Matt Harkins and Viviana Olen share a highlight from their collection of art and artifacts related to the 1994 figure-skating scandal surrounding Tonya Harding and Nancy Kerrigan.
Who: Matt Harkins and Viviana Olen, Curators and Roommates
Where: THNK 1994 Museum (Tonya Harding Nancy Kerrigan 1994 Museum), located in the hallway of Harkins and Olen’s apartment in Williamsburg, Brooklyn.
What: These cross-stitched portraits depict Nancy Kerrigan and Tonya Harding, two figure skaters at the center of a media scandal leading up to the 1994 Winter Olympics. In January of 1994 Nancy Kerrigan was attacked while leaving a practice session at the U.S. Figure Skating Championships (the qualifying event for the Olympics). An investigation showed almost immediately that Tonya Harding’s husband Jeff Gillooly masterminded the attack. This story received nearly 24-hour coverage by the media as they debated whether or not Tonya knew about Jeff’s plan to injure Nancy before it happened. After intense training, Nancy recovered and was able to compete at the Olympics. The anticipation of seeing Nancy and Tonya together for the first time since the attack led to the highest ratings in Olympic broadcast history.
When: After watching Nanette Burstein’s documentary The Price of Gold on Netflix (it’s about Tonya and Nancy and it’s a must-see), we decided our unused, 25-foot hallway would be the perfect space for a museum dedicated to the 1994 Olympics. Initially we thought “museum” would be a fun name for what would essentially be a bunch of blown-up photos. We started a Kickstarter campaign and asked for $75 to go to the Duane Reade photo department. As more and more people heard about the project, it became clear from their responses that a museum unpacking the real story behind America’s most iconic sports scandal was something that everyone wanted. We received submissions of art and artifacts, like press passes and scoring sheets from the U.S. Figure Skating Championships (where the attack took place), a diorama depicting Tonya Harding landing a triple-axel, and a sculpture of Nancy Kerrigan. These and many more deserved a proper display.
These cross-stitched works were made by Rebecca and Josh Greco of Aurora, Illinois. Like a lot of the artists whose work is on display, we haven’t met them in person, although we’re sure they’re cool. Josh drew the illustrations and Rebecca cross-stitched them. These were extra-special to us because Rebecca sent us pictures on Twitter and Instagram as they were slowly coming to life. You could see the shading of Nancy’s cheeks come in, then Tonya’s bold red lips. Rebecca kept on saying, “This is going to be the most glorious thing I’ve ever stitched.” When they came in the mail, it was maybe a week before the museum had its opening gala. At that point, we were exhausted, and the whole museum was starting to seem pretty insane. We remember having this moment of “Do we look so stupid?”, but then we opened Rebecca’s package and the portraits were stunning. It was an overwhelming feeling knowing that a total stranger had spent hours and hours crafting something with so much love and had sent it our way. It was thrilling that the story of Tonya and Nancy was able to bring us together and to create some very cool art!

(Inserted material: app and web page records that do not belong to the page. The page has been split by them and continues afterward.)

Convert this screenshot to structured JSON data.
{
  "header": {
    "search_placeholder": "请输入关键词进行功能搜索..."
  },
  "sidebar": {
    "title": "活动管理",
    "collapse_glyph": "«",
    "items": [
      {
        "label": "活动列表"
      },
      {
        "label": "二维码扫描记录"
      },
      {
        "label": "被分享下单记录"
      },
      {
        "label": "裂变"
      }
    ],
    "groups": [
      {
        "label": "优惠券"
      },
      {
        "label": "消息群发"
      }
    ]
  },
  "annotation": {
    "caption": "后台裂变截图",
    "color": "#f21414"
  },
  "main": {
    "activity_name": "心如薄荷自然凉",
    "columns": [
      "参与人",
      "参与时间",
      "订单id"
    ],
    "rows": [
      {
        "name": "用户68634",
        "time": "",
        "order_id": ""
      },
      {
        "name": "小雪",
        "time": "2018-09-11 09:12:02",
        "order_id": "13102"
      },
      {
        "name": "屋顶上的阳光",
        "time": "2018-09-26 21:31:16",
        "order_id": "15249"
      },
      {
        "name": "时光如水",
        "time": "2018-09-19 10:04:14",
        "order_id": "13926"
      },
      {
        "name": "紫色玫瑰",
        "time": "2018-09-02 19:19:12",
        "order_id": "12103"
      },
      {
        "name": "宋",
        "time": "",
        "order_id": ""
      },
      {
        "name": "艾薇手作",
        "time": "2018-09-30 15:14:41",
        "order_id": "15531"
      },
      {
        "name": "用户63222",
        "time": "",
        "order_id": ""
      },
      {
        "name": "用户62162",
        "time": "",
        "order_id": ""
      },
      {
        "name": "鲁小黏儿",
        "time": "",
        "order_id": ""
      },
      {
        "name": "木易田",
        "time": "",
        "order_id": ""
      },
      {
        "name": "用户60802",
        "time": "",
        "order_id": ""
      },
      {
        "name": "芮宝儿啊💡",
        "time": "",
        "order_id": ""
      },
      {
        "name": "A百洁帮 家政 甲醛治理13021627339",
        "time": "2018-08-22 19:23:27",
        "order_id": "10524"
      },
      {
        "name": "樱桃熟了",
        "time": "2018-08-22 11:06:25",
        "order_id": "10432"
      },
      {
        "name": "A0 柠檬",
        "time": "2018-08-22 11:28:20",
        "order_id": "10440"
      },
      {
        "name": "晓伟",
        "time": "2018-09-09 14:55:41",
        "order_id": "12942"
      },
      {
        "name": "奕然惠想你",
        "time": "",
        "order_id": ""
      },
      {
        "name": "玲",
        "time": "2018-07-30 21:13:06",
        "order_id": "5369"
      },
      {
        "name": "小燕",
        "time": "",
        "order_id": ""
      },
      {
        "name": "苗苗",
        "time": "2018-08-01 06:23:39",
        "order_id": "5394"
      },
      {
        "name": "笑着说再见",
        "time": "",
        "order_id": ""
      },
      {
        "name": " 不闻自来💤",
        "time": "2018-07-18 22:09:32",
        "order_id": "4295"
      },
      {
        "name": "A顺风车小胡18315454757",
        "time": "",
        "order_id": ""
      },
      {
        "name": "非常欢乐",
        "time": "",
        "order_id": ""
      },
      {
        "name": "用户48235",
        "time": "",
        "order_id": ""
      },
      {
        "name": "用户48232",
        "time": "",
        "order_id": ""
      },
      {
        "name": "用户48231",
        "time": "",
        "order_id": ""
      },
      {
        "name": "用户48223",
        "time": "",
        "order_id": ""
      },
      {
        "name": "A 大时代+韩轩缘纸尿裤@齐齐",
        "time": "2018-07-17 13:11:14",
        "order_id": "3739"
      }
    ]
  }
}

Why: Considered by most visitors to be the Mona Lisa of the museum, they also highlight how much this story and the media hype that surrounded it represent something uniquely American. Tonya Harding was the embodiment of the American Dream. She came from an abusive home with very few resources to pay for training. Her talent was so undeniable that she was able to continue making strides in her figure-skating career despite the fact that she didn’t have the financial and emotional support that others had. Eventually she became the first American woman to land a triple axel in competition. Tonya went from the highest of highs to the lowest of lows and was eventually stripped of all her titles after the 1994 scandal.
It’s important that we look back and consider how she was (mis)represented by the media. For example, in 1994, the media debate over Tonya’s involvement in planning the attack often left out the fact that she was in an abusive relationship with her husband. The camp, humor, and drama make it easy to forget the two very real people at the center of this infamous story, but we hope visitors have fun re-living the outrageous moments while also having a thoughtful conversation about Nancy and Tonya.